Where there is no fun, there is no energy. How long does it take to detect energy or lack of it in an office? Within five seconds, you can tell how much fun it is to work there. Your customers can tell the same thing within five seconds of being greeted by one of your team members.

Change is what happens when you mix creativity and energy. An effective organization is a changing organization. You can’t reverse that equation, because it’s possible for management to change the look, the staff, the location, and a thousand other things about an organization in an attempt to produce effectiveness artificially.

Change that does not emerge from a healthy combination of creativity and energy will feel synthetic. Creativity combined with energy produces change from within. Changes imposed from outside feel like impositions. Changes from within are self-regulated and guided by realism.

Here are three methods of building energy, creativity, and change:

Analyze the steps used to solve a very difficult problem: Think of one that you or a team member handled in recent months. What did you do?

Consider your team from an outsider’s perspective: Learn what "vibes" the average customer picks up when initially meeting any of your team members.

Identify a change you can initiate right now: What one thing could you do at this point to make your organization more effective?

"Team morale and customer service,
on a scale of 1-10, receive the same score."

Monday, November 3, 2008

24 Lessons in High-Performance Management

Lesson Six
Practice Humanagement

Humanagement is simply the ability to use the job to develop the person while having fun in the process. My entire emphasis changed as I stopped managing my people like a herd of livestock and began leading them as people. It occurred to me I could help each individual unlock his or her talent, as well as:

• Set more meaningful goals (personal and professional).
• Better understand and plan their time.
• Use more of their creativity.
• Better handle their stress.
• Feel safe pushing their envelope.

If I had an office full of happy, growing people, I thought, there’s no telling what we could accomplish. Sure enough, when they began going home at night with their minds renewed and enriched instead of sore, tired, and aggravated, our entire universe expanded beyond anything we would have previously thought possible.

Don’t forget the “while having fun in the process” part. I don’t mean you open the office with a joke every morning. My experience has proven time and again that people who grow and develop and become more capable of handling problems are happier. They are happier because they are more fulfilled and actualized. When employees become more fulfilled and actualized, morale goes up. With higher morale comes higher productivity. I’ve never seen it fail.

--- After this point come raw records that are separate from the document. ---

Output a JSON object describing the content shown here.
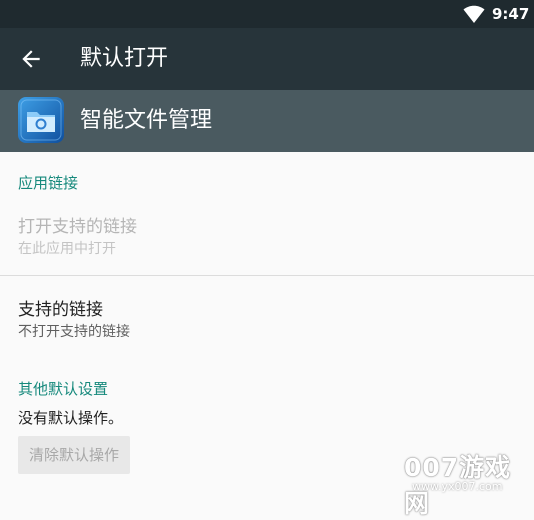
{
  "status_bar": {
    "time": "9:47",
    "icons": [
      "wifi-icon"
    ]
  },
  "toolbar": {
    "back_icon": "arrow-back-icon",
    "title": "默认打开"
  },
  "app_header": {
    "icon": "file-manager-app-icon",
    "app_name": "智能文件管理"
  },
  "sections": {
    "app_links": {
      "title": "应用链接",
      "open_supported": {
        "title": "打开支持的链接",
        "subtitle": "在此应用中打开",
        "enabled": false
      },
      "supported_links": {
        "title": "支持的链接",
        "subtitle": "不打开支持的链接"
      }
    },
    "other_defaults": {
      "title": "其他默认设置",
      "description": "没有默认操作。",
      "clear_button_label": "清除默认操作",
      "clear_button_enabled": false
    }
  },
  "watermark": {
    "main": "007游戏网",
    "sub": "www.yx007.com"
  },
  "colors": {
    "status_bar": "#1f2a2f",
    "toolbar": "#27343a",
    "app_header": "#4a5a60",
    "accent": "#16897c",
    "background": "#fafafa"
  }
}
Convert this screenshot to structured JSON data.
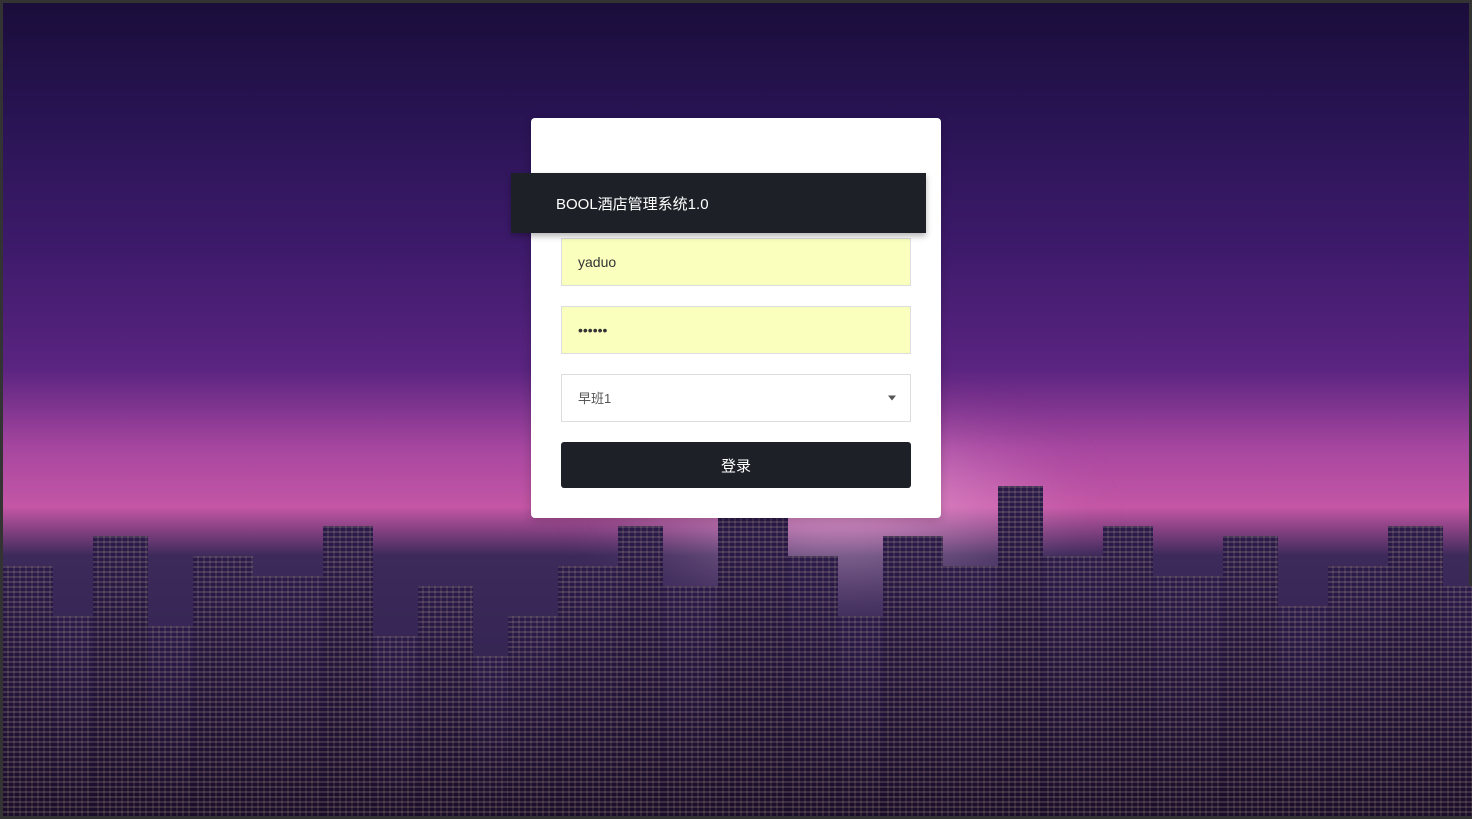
{
  "title": "BOOL酒店管理系统1.0",
  "form": {
    "username_value": "yaduo",
    "password_value": "••••••",
    "shift_selected": "早班1",
    "login_button_label": "登录"
  },
  "colors": {
    "panel_dark": "#1d2127",
    "autofill_bg": "#faffbd"
  }
}
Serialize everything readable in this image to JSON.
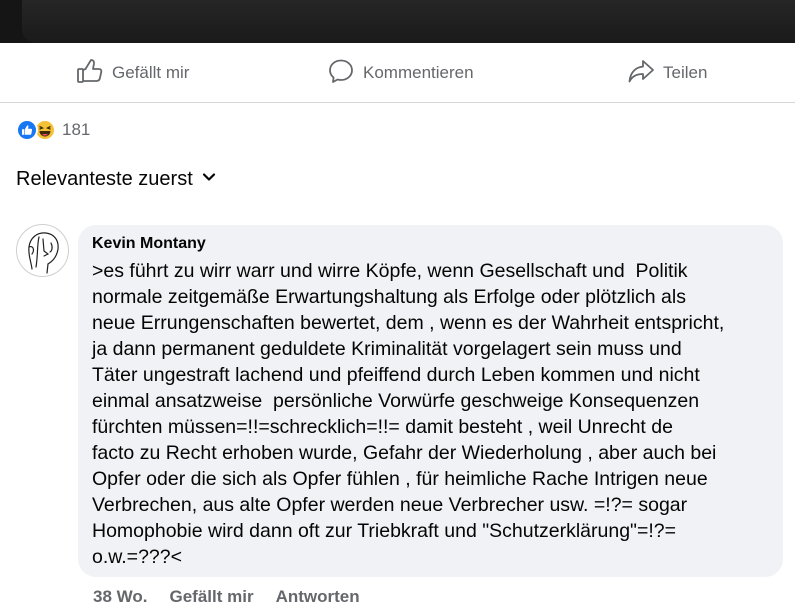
{
  "colors": {
    "action_text": "#65676b",
    "bubble_bg": "#f0f2f5",
    "like_blue": "#1877f2",
    "haha_yellow": "#f7c136"
  },
  "action_bar": {
    "like": {
      "label": "Gefällt mir",
      "icon": "thumbs-up-outline-icon"
    },
    "comment": {
      "label": "Kommentieren",
      "icon": "speech-bubble-icon"
    },
    "share": {
      "label": "Teilen",
      "icon": "share-arrow-icon"
    }
  },
  "reactions": {
    "types": [
      "like",
      "haha"
    ],
    "count": "181"
  },
  "sort": {
    "label": "Relevanteste zuerst",
    "icon": "chevron-down-icon"
  },
  "comment": {
    "author": "Kevin Montany",
    "text": ">es führt zu wirr warr und wirre Köpfe, wenn Gesellschaft und  Politik\nnormale zeitgemäße Erwartungshaltung als Erfolge oder plötzlich als\nneue Errungenschaften bewertet, dem , wenn es der Wahrheit entspricht,\nja dann permanent geduldete Kriminalität vorgelagert sein muss und\nTäter ungestraft lachend und pfeiffend durch Leben kommen und nicht\neinmal ansatzweise  persönliche Vorwürfe geschweige Konsequenzen\nfürchten müssen=!!=schrecklich=!!= damit besteht , weil Unrecht de\nfacto zu Recht erhoben wurde, Gefahr der Wiederholung , aber auch bei\nOpfer oder die sich als Opfer fühlen , für heimliche Rache Intrigen neue\nVerbrechen, aus alte Opfer werden neue Verbrecher usw. =!?= sogar\nHomophobie wird dann oft zur Triebkraft und \"Schutzerklärung\"=!?=\no.w.=???<",
    "time": "38 Wo.",
    "like_label": "Gefällt mir",
    "reply_label": "Antworten"
  }
}
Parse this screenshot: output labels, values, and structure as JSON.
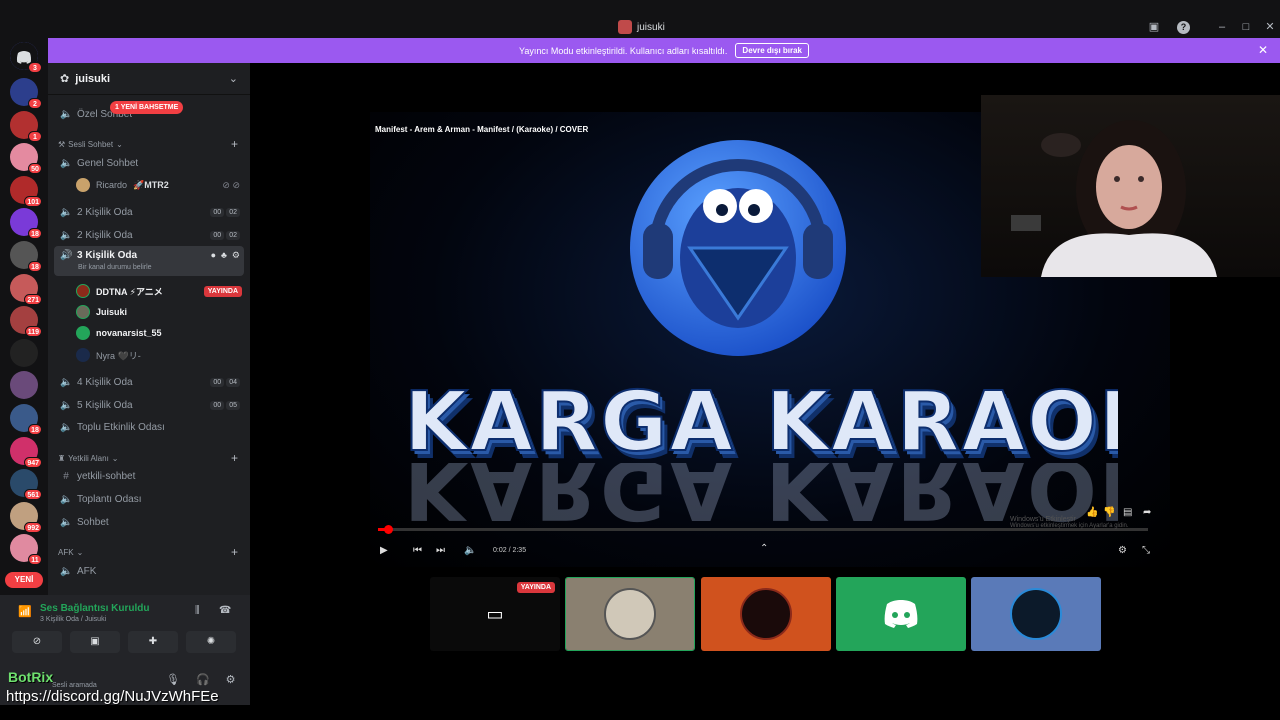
{
  "window": {
    "title": "juisuki"
  },
  "banner": {
    "text": "Yayıncı Modu etkinleştirildi. Kullanıcı adları kısaltıldı.",
    "button": "Devre dışı bırak"
  },
  "rail": {
    "home_badge": "3",
    "servers": [
      {
        "badge": "2",
        "color": "#2c3e8c"
      },
      {
        "badge": "1",
        "color": "#b23030"
      },
      {
        "badge": "50",
        "color": "#e48aa0"
      },
      {
        "badge": "101",
        "color": "#b02a2a"
      },
      {
        "badge": "18",
        "color": "#7a3ad8"
      },
      {
        "badge": "18",
        "color": "#555555"
      },
      {
        "badge": "271",
        "color": "#c65a5a"
      },
      {
        "badge": "119",
        "color": "#a44040"
      },
      {
        "badge": "",
        "color": "#222222"
      },
      {
        "badge": "",
        "color": "#6a4a7a"
      },
      {
        "badge": "18",
        "color": "#3a5a8a"
      },
      {
        "badge": "947",
        "color": "#d0306a"
      },
      {
        "badge": "561",
        "color": "#2a4a6a"
      },
      {
        "badge": "992",
        "color": "#c0a080"
      },
      {
        "badge": "11",
        "color": "#e08aa0"
      }
    ],
    "new_label": "YENİ"
  },
  "sidebar": {
    "server_name": "juisuki",
    "mention_pill": "1 YENİ BAHSETME",
    "private_channel": "Özel Sohbet",
    "voice_category": "Sesli Sohbet",
    "channels_top": [
      {
        "name": "Genel Sohbet"
      }
    ],
    "genel_user": {
      "name": "Ricardo",
      "tag": "🚀MTR2"
    },
    "rooms": [
      {
        "name": "2 Kişilik Oda",
        "a": "00",
        "b": "02"
      },
      {
        "name": "2 Kişilik Oda",
        "a": "00",
        "b": "02"
      }
    ],
    "active_room": {
      "name": "3 Kişilik Oda",
      "sub": "Bir kanal durumu belirle"
    },
    "active_users": [
      {
        "name": "DDTNA ⚡アニメ",
        "live": "YAYINDA"
      },
      {
        "name": "Juisuki"
      },
      {
        "name": "novanarsist_55"
      },
      {
        "name": "Nyra 🖤リ-"
      }
    ],
    "rooms2": [
      {
        "name": "4 Kişilik Oda",
        "a": "00",
        "b": "04"
      },
      {
        "name": "5 Kişilik Oda",
        "a": "00",
        "b": "05"
      }
    ],
    "topluluk": "Toplu Etkinlik Odası",
    "yetkili_category": "Yetkili Alanı",
    "yetkili_channels": [
      "yetkili-sohbet",
      "Toplantı Odası",
      "Sohbet"
    ],
    "afk_category": "AFK",
    "afk_channel": "AFK"
  },
  "voice_panel": {
    "title": "Ses Bağlantısı Kuruldu",
    "sub": "3 Kişilik Oda / Juisuki"
  },
  "user_panel": {
    "overlay": "BotRix",
    "status": "Sesli aramada",
    "link": "https://discord.gg/NuJVzWhFEe"
  },
  "video": {
    "title": "Manifest - Arem & Arman - Manifest / (Karaoke)  / COVER",
    "text": "KARGA KARAOKE",
    "time": "0:02 / 2:35",
    "progress": 0.013,
    "watermark_1": "Windows'u Etkinleştir",
    "watermark_2": "Windows'u etkinleştirmek için Ayarlar'a gidin."
  },
  "thumbnails": [
    {
      "live": "YAYINDA",
      "color": "#0a0a0a"
    },
    {
      "color": "#8a8070"
    },
    {
      "color": "#d0521e"
    },
    {
      "color": "#23a55a"
    },
    {
      "color": "#5a7ab8"
    }
  ]
}
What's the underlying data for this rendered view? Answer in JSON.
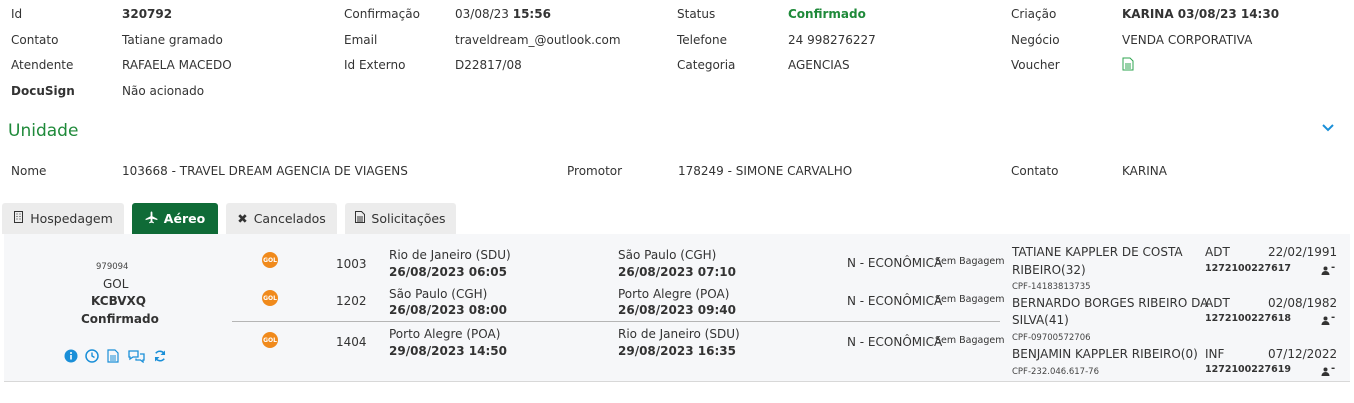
{
  "header": {
    "id_label": "Id",
    "id_value": "320792",
    "contato_label": "Contato",
    "contato_value": "Tatiane gramado",
    "atendente_label": "Atendente",
    "atendente_value": "RAFAELA MACEDO",
    "docusign_label": "DocuSign",
    "docusign_value": "Não acionado",
    "confirmacao_label": "Confirmação",
    "confirmacao_date": "03/08/23",
    "confirmacao_time": "15:56",
    "email_label": "Email",
    "email_value": "traveldream_@outlook.com",
    "id_externo_label": "Id Externo",
    "id_externo_value": "D22817/08",
    "status_label": "Status",
    "status_value": "Confirmado",
    "telefone_label": "Telefone",
    "telefone_value": "24 998276227",
    "categoria_label": "Categoria",
    "categoria_value": "AGENCIAS",
    "criacao_label": "Criação",
    "criacao_value": "KARINA 03/08/23 14:30",
    "negocio_label": "Negócio",
    "negocio_value": "VENDA CORPORATIVA",
    "voucher_label": "Voucher"
  },
  "unidade": {
    "title": "Unidade",
    "nome_label": "Nome",
    "nome_value": "103668 - TRAVEL DREAM AGENCIA DE VIAGENS",
    "promotor_label": "Promotor",
    "promotor_value": "178249 - SIMONE CARVALHO",
    "contato_label": "Contato",
    "contato_value": "KARINA"
  },
  "tabs": [
    {
      "label": "Hospedagem",
      "icon": "building-icon"
    },
    {
      "label": "Aéreo",
      "icon": "plane-icon"
    },
    {
      "label": "Cancelados",
      "icon": "x-icon"
    },
    {
      "label": "Solicitações",
      "icon": "document-icon"
    }
  ],
  "booking": {
    "number": "979094",
    "airline": "GOL",
    "locator": "KCBVXQ",
    "status": "Confirmado",
    "colors": {
      "accent": "#1f8a3a",
      "tab_active": "#0f6b37",
      "action_icon": "#1a8fd8",
      "gol": "#f08a1c"
    },
    "segments": [
      {
        "logo": "GOL",
        "flight": "1003",
        "origin": "Rio de Janeiro (SDU)",
        "departure": "26/08/2023 06:05",
        "destination": "São Paulo (CGH)",
        "arrival": "26/08/2023 07:10",
        "cabin": "N - ECONÔMICA",
        "baggage": "Sem Bagagem"
      },
      {
        "logo": "GOL",
        "flight": "1202",
        "origin": "São Paulo (CGH)",
        "departure": "26/08/2023 08:00",
        "destination": "Porto Alegre (POA)",
        "arrival": "26/08/2023 09:40",
        "cabin": "N - ECONÔMICA",
        "baggage": "Sem Bagagem"
      },
      {
        "logo": "GOL",
        "flight": "1404",
        "origin": "Porto Alegre (POA)",
        "departure": "29/08/2023 14:50",
        "destination": "Rio de Janeiro (SDU)",
        "arrival": "29/08/2023 16:35",
        "cabin": "N - ECONÔMICA",
        "baggage": "Sem Bagagem"
      }
    ],
    "passengers": [
      {
        "name1": "TATIANE KAPPLER DE COSTA",
        "name2": "RIBEIRO(32)",
        "cpf": "CPF-14183813735",
        "type": "ADT",
        "birth": "22/02/1991",
        "ticket": "1272100227617",
        "dash": "-"
      },
      {
        "name1": "BERNARDO BORGES RIBEIRO DA",
        "name2": "SILVA(41)",
        "cpf": "CPF-09700572706",
        "type": "ADT",
        "birth": "02/08/1982",
        "ticket": "1272100227618",
        "dash": "-"
      },
      {
        "name1": "BENJAMIN KAPPLER RIBEIRO(0)",
        "name2": "",
        "cpf": "CPF-232.046.617-76",
        "type": "INF",
        "birth": "07/12/2022",
        "ticket": "1272100227619",
        "dash": "-"
      }
    ]
  }
}
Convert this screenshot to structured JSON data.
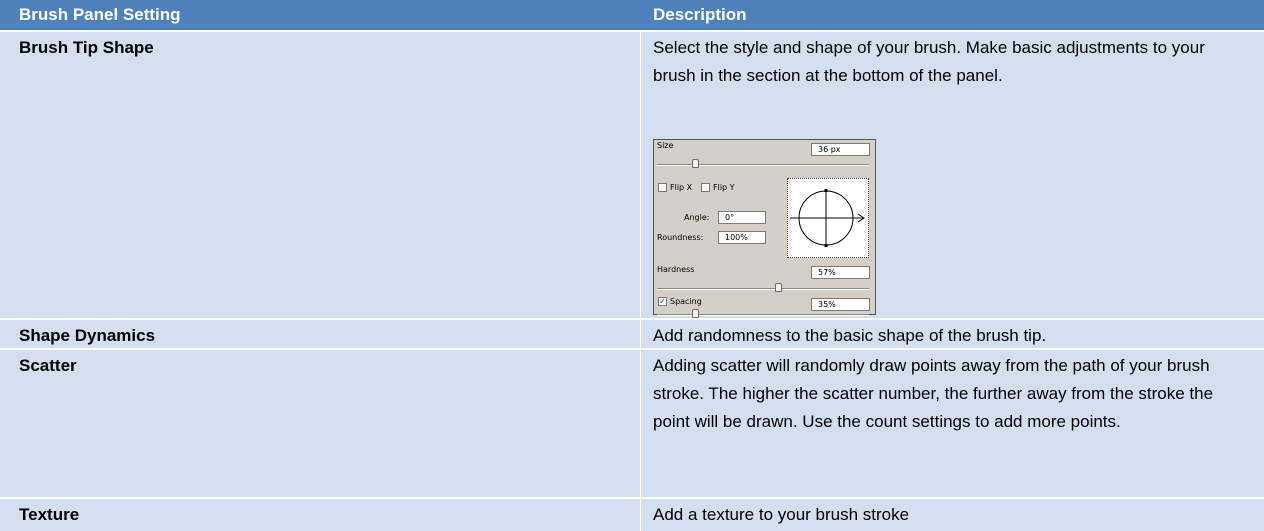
{
  "table": {
    "header": {
      "col1": "Brush Panel Setting",
      "col2": "Description"
    },
    "rows": [
      {
        "setting": "Brush Tip Shape",
        "description": "Select the style and shape of your brush.  Make basic adjustments to your brush in the section at the bottom of the panel."
      },
      {
        "setting": "Shape Dynamics",
        "description": "Add randomness to the basic shape of the brush tip."
      },
      {
        "setting": "Scatter",
        "description": "Adding scatter will randomly draw points away from the path of your brush stroke.  The higher the scatter number, the further away from the stroke the point will be drawn.  Use the count settings to add more points."
      },
      {
        "setting": "Texture",
        "description": "Add a texture to your brush stroke"
      }
    ],
    "colors": {
      "header_bg": "#4f81bd",
      "row_bg": "#d3dfee",
      "header_text": "#ffffff"
    }
  },
  "brush_panel": {
    "size_label": "Size",
    "size_value": "36 px",
    "flip_x_label": "Flip X",
    "flip_y_label": "Flip Y",
    "angle_label": "Angle:",
    "angle_value": "0°",
    "roundness_label": "Roundness:",
    "roundness_value": "100%",
    "hardness_label": "Hardness",
    "hardness_value": "57%",
    "spacing_label": "Spacing",
    "spacing_value": "35%",
    "flip_x_checked": false,
    "flip_y_checked": false,
    "spacing_checked": true,
    "size_slider_fraction": 0.18,
    "hardness_slider_fraction": 0.57,
    "spacing_slider_fraction": 0.18
  }
}
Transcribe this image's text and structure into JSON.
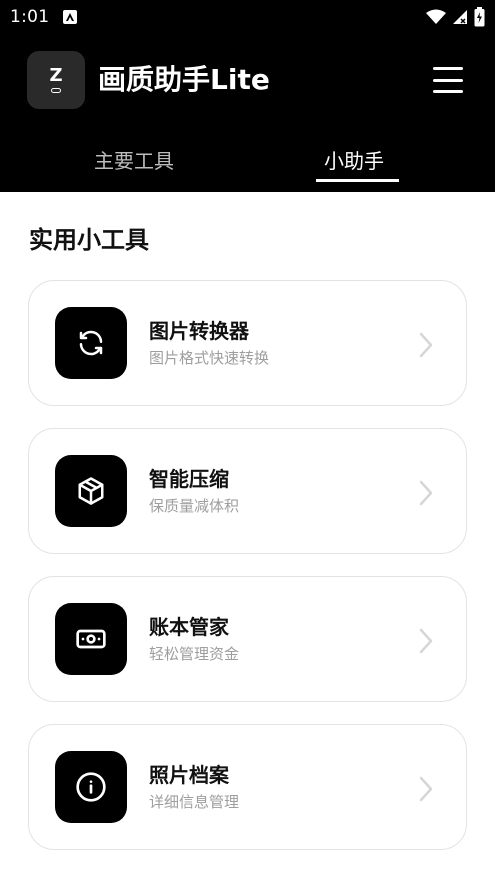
{
  "status_bar": {
    "time": "1:01",
    "notification_icon": "a-icon",
    "icons": [
      "wifi-icon",
      "signal-icon",
      "battery-charging-icon"
    ]
  },
  "header": {
    "app_title": "画质助手Lite",
    "logo_letter": "Z",
    "menu_icon": "hamburger-menu-icon"
  },
  "tabs": [
    {
      "label": "主要工具",
      "active": false
    },
    {
      "label": "小助手",
      "active": true
    }
  ],
  "section": {
    "title": "实用小工具"
  },
  "tools": [
    {
      "title": "图片转换器",
      "subtitle": "图片格式快速转换",
      "icon": "refresh-icon"
    },
    {
      "title": "智能压缩",
      "subtitle": "保质量减体积",
      "icon": "box-icon"
    },
    {
      "title": "账本管家",
      "subtitle": "轻松管理资金",
      "icon": "banknote-icon"
    },
    {
      "title": "照片档案",
      "subtitle": "详细信息管理",
      "icon": "info-icon"
    }
  ],
  "colors": {
    "header_bg": "#000000",
    "card_border": "#e3e3e3",
    "subtitle": "#9e9e9e",
    "inactive_tab": "#bdbdbd"
  }
}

Staff turnover also drops. With low staff turnover comes more bonding and team spirit. High turnover results in suspicion and a lack of personal investment in the job. It’s difficult to feel a part of an organization if the probability of losing your job is high. There are the managers who swear their organization has a terrific atmosphere, but people leave because the money is not competitive. There are also bureaucracies where people stay forever, even though they are miserable. A good logo for them would be: “Repeating Yesterday, Inc; Home of the Living Dead.”

Nobody is having fun in either case. People leave organizations because they’re not happy, not because there's more money elsewhere. The value of having fun on the job ranks above money. Enjoyable work in an enjoyable environment exerts a stronger hold on people than higher wages in an unpleasant job and environment. Here are three ways to help get positioned and mentally prepared to practice Humanagement:

Decide on ways to practice Humangement: Think about ways you can set a better example for your team.

Rate yourself from the perspective of your team members: If you ask them to rate how much fun they have working for you, what grade would they give you?

Imagine yourself the topic of conversation: If you were a fly on the wall in the homes of the people who work for you, what would they be saying about you in the evening?

"Help a team member grow, and you will receive respect in return."